§ Problem
For every line in the material below that holds "monitoring", report the line.
──────── Source data
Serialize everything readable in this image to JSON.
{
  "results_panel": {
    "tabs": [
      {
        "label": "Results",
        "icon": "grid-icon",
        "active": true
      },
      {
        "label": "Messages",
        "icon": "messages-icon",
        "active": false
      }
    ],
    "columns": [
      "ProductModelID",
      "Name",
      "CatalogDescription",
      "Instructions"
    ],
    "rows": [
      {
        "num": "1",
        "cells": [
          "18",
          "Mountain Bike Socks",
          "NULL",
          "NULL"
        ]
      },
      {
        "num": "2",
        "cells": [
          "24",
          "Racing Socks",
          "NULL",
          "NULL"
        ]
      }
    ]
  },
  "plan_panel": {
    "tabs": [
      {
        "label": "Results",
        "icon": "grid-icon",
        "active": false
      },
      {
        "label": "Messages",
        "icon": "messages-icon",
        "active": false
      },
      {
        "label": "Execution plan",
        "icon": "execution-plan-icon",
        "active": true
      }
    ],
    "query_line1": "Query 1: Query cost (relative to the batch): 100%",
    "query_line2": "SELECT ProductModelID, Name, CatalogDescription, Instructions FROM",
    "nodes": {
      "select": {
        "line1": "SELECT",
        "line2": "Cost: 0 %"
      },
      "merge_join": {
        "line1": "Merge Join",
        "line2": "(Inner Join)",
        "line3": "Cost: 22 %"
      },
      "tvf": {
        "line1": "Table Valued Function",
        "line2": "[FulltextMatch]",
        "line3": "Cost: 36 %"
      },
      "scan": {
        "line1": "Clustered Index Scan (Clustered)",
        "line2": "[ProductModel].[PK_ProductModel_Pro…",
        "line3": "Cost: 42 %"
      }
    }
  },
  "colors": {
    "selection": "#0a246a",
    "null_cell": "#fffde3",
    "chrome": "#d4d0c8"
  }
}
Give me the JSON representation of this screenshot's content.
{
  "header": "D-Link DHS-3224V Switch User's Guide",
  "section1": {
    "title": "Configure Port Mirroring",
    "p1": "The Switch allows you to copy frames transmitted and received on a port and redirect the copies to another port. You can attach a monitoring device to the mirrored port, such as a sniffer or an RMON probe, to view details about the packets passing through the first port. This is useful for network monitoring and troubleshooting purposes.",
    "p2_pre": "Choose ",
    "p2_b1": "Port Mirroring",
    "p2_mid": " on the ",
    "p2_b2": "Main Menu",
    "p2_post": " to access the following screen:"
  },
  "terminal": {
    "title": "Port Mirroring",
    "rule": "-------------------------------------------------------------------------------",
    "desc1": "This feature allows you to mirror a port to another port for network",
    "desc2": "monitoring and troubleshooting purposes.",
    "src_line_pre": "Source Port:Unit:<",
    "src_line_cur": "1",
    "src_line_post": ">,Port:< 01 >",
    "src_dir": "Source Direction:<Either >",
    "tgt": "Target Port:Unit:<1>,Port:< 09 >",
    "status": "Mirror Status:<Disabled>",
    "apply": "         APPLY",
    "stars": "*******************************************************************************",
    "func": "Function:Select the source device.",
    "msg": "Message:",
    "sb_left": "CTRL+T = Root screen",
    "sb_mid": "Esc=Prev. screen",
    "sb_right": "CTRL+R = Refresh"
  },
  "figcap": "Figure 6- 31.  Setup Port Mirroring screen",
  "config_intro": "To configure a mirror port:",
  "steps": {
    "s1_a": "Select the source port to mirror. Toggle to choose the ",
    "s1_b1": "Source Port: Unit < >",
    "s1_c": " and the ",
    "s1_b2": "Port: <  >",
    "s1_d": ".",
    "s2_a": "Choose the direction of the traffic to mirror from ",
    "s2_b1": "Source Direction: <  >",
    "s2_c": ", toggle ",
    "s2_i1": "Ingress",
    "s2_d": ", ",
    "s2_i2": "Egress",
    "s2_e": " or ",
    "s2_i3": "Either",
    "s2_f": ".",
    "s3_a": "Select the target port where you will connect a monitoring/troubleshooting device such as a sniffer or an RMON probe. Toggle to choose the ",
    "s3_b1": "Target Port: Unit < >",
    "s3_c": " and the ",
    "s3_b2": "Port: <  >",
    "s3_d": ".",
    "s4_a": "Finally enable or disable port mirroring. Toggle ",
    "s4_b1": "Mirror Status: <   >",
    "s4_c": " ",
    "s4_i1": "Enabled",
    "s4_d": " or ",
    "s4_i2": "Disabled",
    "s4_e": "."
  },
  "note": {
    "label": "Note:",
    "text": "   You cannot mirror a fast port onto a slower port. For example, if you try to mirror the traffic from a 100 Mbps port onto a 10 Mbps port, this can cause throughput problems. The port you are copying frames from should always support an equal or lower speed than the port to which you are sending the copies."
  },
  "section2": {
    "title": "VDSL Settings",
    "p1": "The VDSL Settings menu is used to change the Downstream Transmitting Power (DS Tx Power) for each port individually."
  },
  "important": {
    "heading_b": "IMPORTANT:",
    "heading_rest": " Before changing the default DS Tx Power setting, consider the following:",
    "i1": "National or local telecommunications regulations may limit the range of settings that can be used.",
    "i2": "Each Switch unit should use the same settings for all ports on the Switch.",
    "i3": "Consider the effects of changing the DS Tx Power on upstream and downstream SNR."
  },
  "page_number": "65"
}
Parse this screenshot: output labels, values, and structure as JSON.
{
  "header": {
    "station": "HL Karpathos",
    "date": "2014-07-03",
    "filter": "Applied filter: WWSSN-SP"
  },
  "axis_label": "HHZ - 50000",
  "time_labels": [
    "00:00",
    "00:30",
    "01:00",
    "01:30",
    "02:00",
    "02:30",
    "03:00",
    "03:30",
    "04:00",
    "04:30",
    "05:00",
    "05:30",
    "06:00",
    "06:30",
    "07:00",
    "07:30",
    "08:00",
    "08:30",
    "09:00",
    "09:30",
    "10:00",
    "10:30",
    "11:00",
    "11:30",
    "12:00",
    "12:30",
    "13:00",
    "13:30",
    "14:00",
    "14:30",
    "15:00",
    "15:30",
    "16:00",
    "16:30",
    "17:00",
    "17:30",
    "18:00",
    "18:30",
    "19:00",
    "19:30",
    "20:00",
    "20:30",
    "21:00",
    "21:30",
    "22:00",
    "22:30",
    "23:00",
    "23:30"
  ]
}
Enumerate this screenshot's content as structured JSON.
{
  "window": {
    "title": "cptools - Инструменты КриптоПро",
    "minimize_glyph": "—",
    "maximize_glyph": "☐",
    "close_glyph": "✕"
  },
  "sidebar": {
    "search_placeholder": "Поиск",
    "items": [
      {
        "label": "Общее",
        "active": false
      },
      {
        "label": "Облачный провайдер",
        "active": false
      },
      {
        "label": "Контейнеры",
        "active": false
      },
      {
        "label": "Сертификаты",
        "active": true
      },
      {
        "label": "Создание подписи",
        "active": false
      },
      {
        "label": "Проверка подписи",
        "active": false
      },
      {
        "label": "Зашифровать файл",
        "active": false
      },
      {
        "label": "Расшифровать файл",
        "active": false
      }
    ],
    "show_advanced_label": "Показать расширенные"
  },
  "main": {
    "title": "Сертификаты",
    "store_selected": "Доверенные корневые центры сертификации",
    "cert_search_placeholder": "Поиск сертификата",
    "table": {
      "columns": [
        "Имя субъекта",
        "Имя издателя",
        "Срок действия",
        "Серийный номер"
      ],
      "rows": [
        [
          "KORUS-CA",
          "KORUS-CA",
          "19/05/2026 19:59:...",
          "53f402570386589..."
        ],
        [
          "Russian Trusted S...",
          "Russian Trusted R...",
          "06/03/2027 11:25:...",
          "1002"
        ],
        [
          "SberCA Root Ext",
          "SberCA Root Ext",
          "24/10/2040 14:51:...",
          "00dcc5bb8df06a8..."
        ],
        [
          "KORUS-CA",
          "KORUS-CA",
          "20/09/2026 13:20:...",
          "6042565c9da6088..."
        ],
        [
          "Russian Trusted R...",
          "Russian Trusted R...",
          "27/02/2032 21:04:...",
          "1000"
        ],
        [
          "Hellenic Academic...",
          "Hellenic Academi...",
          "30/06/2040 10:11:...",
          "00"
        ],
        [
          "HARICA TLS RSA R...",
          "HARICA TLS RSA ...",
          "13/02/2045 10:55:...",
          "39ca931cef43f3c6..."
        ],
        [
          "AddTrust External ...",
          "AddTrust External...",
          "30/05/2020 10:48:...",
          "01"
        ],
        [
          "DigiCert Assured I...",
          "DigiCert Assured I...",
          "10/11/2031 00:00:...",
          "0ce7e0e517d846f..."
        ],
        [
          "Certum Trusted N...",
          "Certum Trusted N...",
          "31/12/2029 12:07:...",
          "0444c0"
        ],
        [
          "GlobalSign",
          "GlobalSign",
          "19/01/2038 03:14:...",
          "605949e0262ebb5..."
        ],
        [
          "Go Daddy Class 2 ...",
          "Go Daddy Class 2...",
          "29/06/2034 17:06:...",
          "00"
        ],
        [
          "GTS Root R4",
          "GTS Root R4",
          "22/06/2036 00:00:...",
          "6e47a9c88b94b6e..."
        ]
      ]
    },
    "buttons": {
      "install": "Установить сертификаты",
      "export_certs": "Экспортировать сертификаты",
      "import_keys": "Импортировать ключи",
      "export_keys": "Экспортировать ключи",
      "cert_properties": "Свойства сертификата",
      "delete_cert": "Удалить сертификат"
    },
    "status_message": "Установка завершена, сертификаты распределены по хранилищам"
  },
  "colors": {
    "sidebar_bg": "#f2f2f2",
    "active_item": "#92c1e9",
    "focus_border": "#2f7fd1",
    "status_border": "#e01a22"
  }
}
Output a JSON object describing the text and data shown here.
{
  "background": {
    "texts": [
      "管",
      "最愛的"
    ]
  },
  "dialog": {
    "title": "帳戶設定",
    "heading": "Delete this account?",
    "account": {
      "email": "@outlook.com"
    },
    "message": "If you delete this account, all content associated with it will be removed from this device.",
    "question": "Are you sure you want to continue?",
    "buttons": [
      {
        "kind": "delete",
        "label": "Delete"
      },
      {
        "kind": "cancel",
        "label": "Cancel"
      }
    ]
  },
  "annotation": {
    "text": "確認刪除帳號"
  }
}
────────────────
§ Solution for this exercise
    "p1": "The Switch allows you to copy frames transmitted and received on a port and redirect the copies to another port. You can attach a monitoring device to the mirrored port, such as a sniffer or an RMON probe, to view details about the packets passing through the first port. This is useful for network monitoring and troubleshooting purposes.",
    "desc2": "monitoring and troubleshooting purposes.",
    "s3_a": "Select the target port where you will connect a monitoring/troubleshooting device such as a sniffer or an RMON probe. Toggle to choose the ",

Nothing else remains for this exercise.